  47. Strauss A.L., (1968). The intensive care unit: Its characteristics and social relationships Nursing Clinics of North America 3:7–15PubMedGoogle Scholar
  48. Strauss A.L., Corbin J., (1990). Basics of Qualitative Research: Grounded Theory Procedures and Techniques. Sage, Newbury Park, CAGoogle Scholar
  49. Thomas N.K., (2004). Resident burnout Journal of the American Medical Association 292(23):2880–2889CrossRefPubMedGoogle Scholar
  50. Weir R., (1984). Selective Nontreatment of Handicapped Newborns: Moral Dilemmas in Neonatal Medicine.
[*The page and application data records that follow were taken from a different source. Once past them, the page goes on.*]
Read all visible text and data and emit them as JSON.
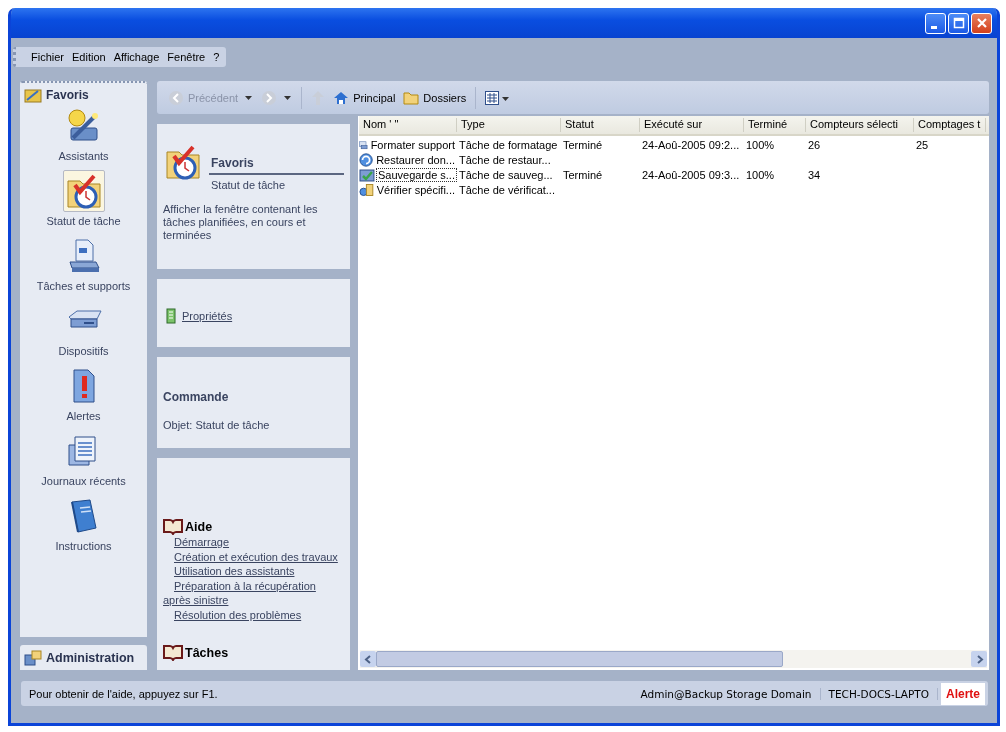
{
  "menu": [
    {
      "label": "Fichier"
    },
    {
      "label": "Edition"
    },
    {
      "label": "Affichage"
    },
    {
      "label": "Fenêtre"
    },
    {
      "label": "?"
    }
  ],
  "sidebar": {
    "title": "Favoris",
    "items": [
      {
        "label": "Assistants",
        "selected": false
      },
      {
        "label": "Statut de tâche",
        "selected": true
      },
      {
        "label": "Tâches et supports",
        "selected": false
      },
      {
        "label": "Dispositifs",
        "selected": false
      },
      {
        "label": "Alertes",
        "selected": false
      },
      {
        "label": "Journaux récents",
        "selected": false
      },
      {
        "label": "Instructions",
        "selected": false
      }
    ],
    "admin": "Administration"
  },
  "toolbar": {
    "back": {
      "label": "Précédent",
      "disabled": true
    },
    "forward": {
      "disabled": true
    },
    "up": {
      "disabled": true
    },
    "home": "Principal",
    "folders": "Dossiers"
  },
  "task_pane": {
    "header": {
      "title": "Favoris",
      "subtitle": "Statut de tâche",
      "description": "Afficher la fenêtre contenant les tâches planifiées, en cours et terminées"
    },
    "properties": "Propriétés",
    "command": {
      "title": "Commande",
      "object": "Objet: Statut de tâche"
    },
    "help": {
      "title": "Aide",
      "links": [
        "Démarrage",
        "Création et exécution des travaux",
        "Utilisation des assistants",
        "Préparation à la récupération après sinistre",
        "Résolution des problèmes"
      ]
    },
    "tasks": {
      "title": "Tâches"
    }
  },
  "list": {
    "columns": [
      "Nom ' \"",
      "Type",
      "Statut",
      "Exécuté sur",
      "Terminé",
      "Compteurs sélecti",
      "Comptages t"
    ],
    "rows": [
      {
        "focused": false,
        "cells": [
          "Formater support",
          "Tâche de formatage",
          "Terminé",
          "24-Aoû-2005 09:2...",
          "100%",
          "26",
          "25"
        ]
      },
      {
        "focused": false,
        "cells": [
          "Restaurer don...",
          "Tâche de restaur...",
          "",
          "",
          "",
          "",
          ""
        ]
      },
      {
        "focused": true,
        "cells": [
          "Sauvegarde s...",
          "Tâche de sauveg...",
          "Terminé",
          "24-Aoû-2005 09:3...",
          "100%",
          "34",
          ""
        ]
      },
      {
        "focused": false,
        "cells": [
          "Vérifier spécifi...",
          "Tâche de vérificat...",
          "",
          "",
          "",
          "",
          ""
        ]
      }
    ]
  },
  "status_bar": {
    "hint": "Pour obtenir de l'aide, appuyez sur F1.",
    "user": "Admin@Backup Storage Domain",
    "computer": "TECH-DOCS-LAPTO",
    "alert": "Alerte"
  }
}
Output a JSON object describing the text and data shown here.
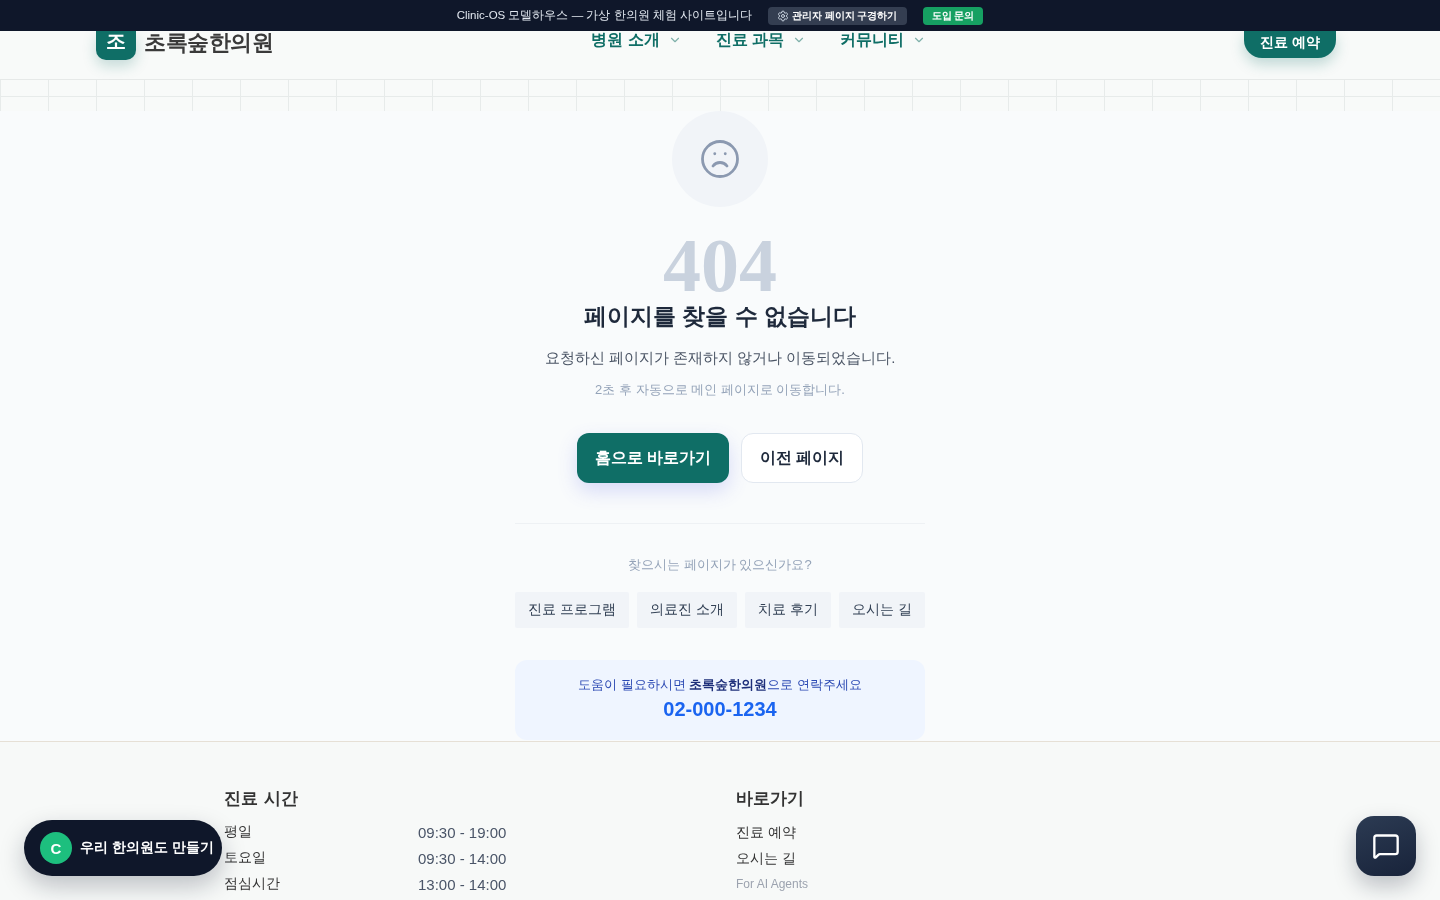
{
  "banner": {
    "text": "Clinic-OS 모델하우스 — 가상 한의원 체험 사이트입니다",
    "buttons": [
      {
        "label": "관리자 페이지 구경하기",
        "kind": "admin"
      },
      {
        "label": "도입 문의",
        "kind": "contact"
      }
    ]
  },
  "header": {
    "logo": {
      "mark": "조",
      "name": "초록숲한의원"
    },
    "nav": [
      "병원 소개",
      "진료 과목",
      "커뮤니티"
    ],
    "cta": "진료 예약"
  },
  "error": {
    "code": "404",
    "title": "페이지를 찾을 수 없습니다",
    "message": "요청하신 페이지가 존재하지 않거나 이동되었습니다.",
    "redirect_note": "2초 후 자동으로 메인 페이지로 이동합니다.",
    "buttons": [
      {
        "label": "홈으로 바로가기",
        "kind": "primary"
      },
      {
        "label": "이전 페이지",
        "kind": "secondary"
      }
    ]
  },
  "suggestions": {
    "prompt": "찾으시는 페이지가 있으신가요?",
    "links": [
      "진료 프로그램",
      "의료진 소개",
      "치료 후기",
      "오시는 길"
    ]
  },
  "help": {
    "text": "도움이 필요하시면 **초록숲한의원**으로 연락주세요",
    "phone": "02-000-1234"
  },
  "footer": {
    "hours": {
      "title": "진료 시간",
      "rows": [
        {
          "label": "평일",
          "time": "09:30 - 19:00"
        },
        {
          "label": "토요일",
          "time": "09:30 - 14:00"
        },
        {
          "label": "점심시간",
          "time": "13:00 - 14:00"
        }
      ]
    },
    "shortcuts": {
      "title": "바로가기",
      "links": [
        {
          "label": "진료 예약",
          "kind": "link"
        },
        {
          "label": "오시는 길",
          "kind": "link"
        },
        {
          "label": "For AI Agents",
          "kind": "muted"
        }
      ]
    }
  },
  "floating": {
    "builder": {
      "badge": "C",
      "label": "우리 한의원도 만들기"
    }
  }
}
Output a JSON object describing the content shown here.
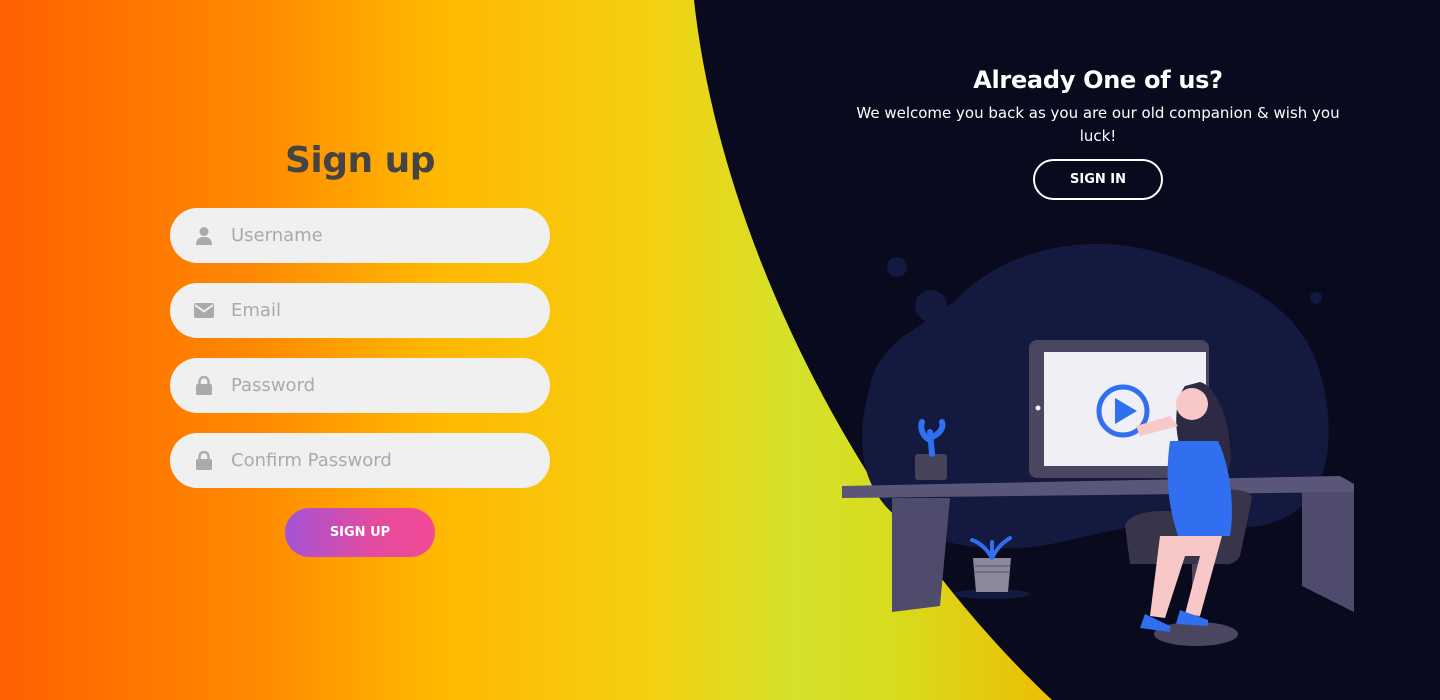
{
  "colors": {
    "dark_panel": "#0a0a1e",
    "blob": "#13193f",
    "accent_blue": "#2f6ff0",
    "signup_gradient_start": "#a453d6",
    "signup_gradient_end": "#f24a94"
  },
  "signup": {
    "title": "Sign up",
    "fields": [
      {
        "icon": "user-icon",
        "placeholder": "Username"
      },
      {
        "icon": "envelope-icon",
        "placeholder": "Email"
      },
      {
        "icon": "lock-icon",
        "placeholder": "Password"
      },
      {
        "icon": "lock-icon",
        "placeholder": "Confirm Password"
      }
    ],
    "button_label": "SIGN UP"
  },
  "panel": {
    "title": "Already One of us?",
    "text": "We welcome you back as you are our old companion & wish you luck!",
    "button_label": "SIGN IN"
  }
}
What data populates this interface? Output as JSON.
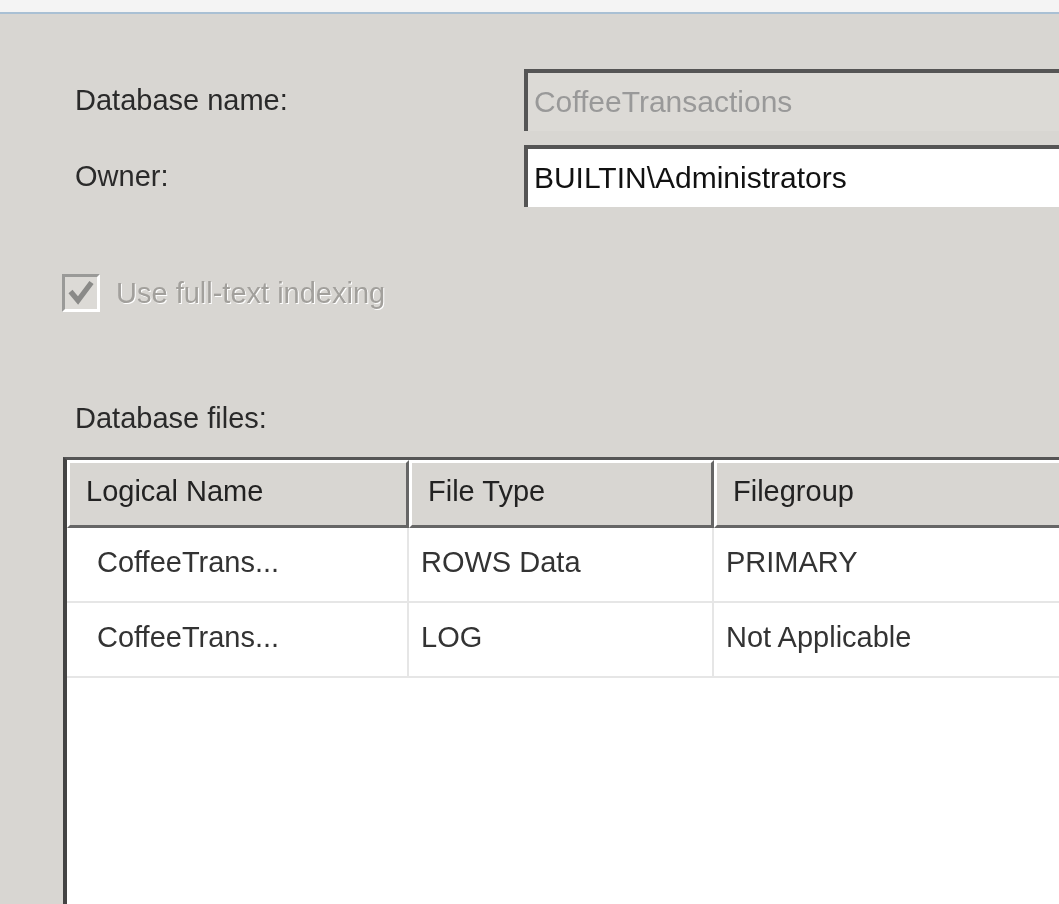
{
  "form": {
    "database_name": {
      "label": "Database name:",
      "value": "CoffeeTransactions",
      "disabled": true
    },
    "owner": {
      "label": "Owner:",
      "value": "BUILTIN\\Administrators",
      "disabled": false
    },
    "full_text_indexing": {
      "label": "Use full-text indexing",
      "checked": true,
      "disabled": true
    }
  },
  "database_files": {
    "label": "Database files:",
    "columns": [
      "Logical Name",
      "File Type",
      "Filegroup"
    ],
    "rows": [
      [
        "CoffeeTrans...",
        "ROWS Data",
        "PRIMARY"
      ],
      [
        "CoffeeTrans...",
        "LOG",
        "Not Applicable"
      ]
    ]
  }
}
Oxford University Press, New YorkGoogle Scholar
  51. Wuthnow R., (1998). After Heaven: Spirituality in America Since the (1950)s. University of California Press, BerkeleyGoogle Scholar
  52. Zupancic J.A., Richardson D.K., (2002). Characterization of neonatal personnel time inputs and prediction from clinical variables – a time a motion study Journal of Perinatology 22(8):658–663CrossRefPubMedGoogle Scholar

Copyright information

© Blanton-Peale Institute 2006

Authors and Affiliations

  1. 1.Bowdoin CollegeBrunswickUSA

Personalised recommendations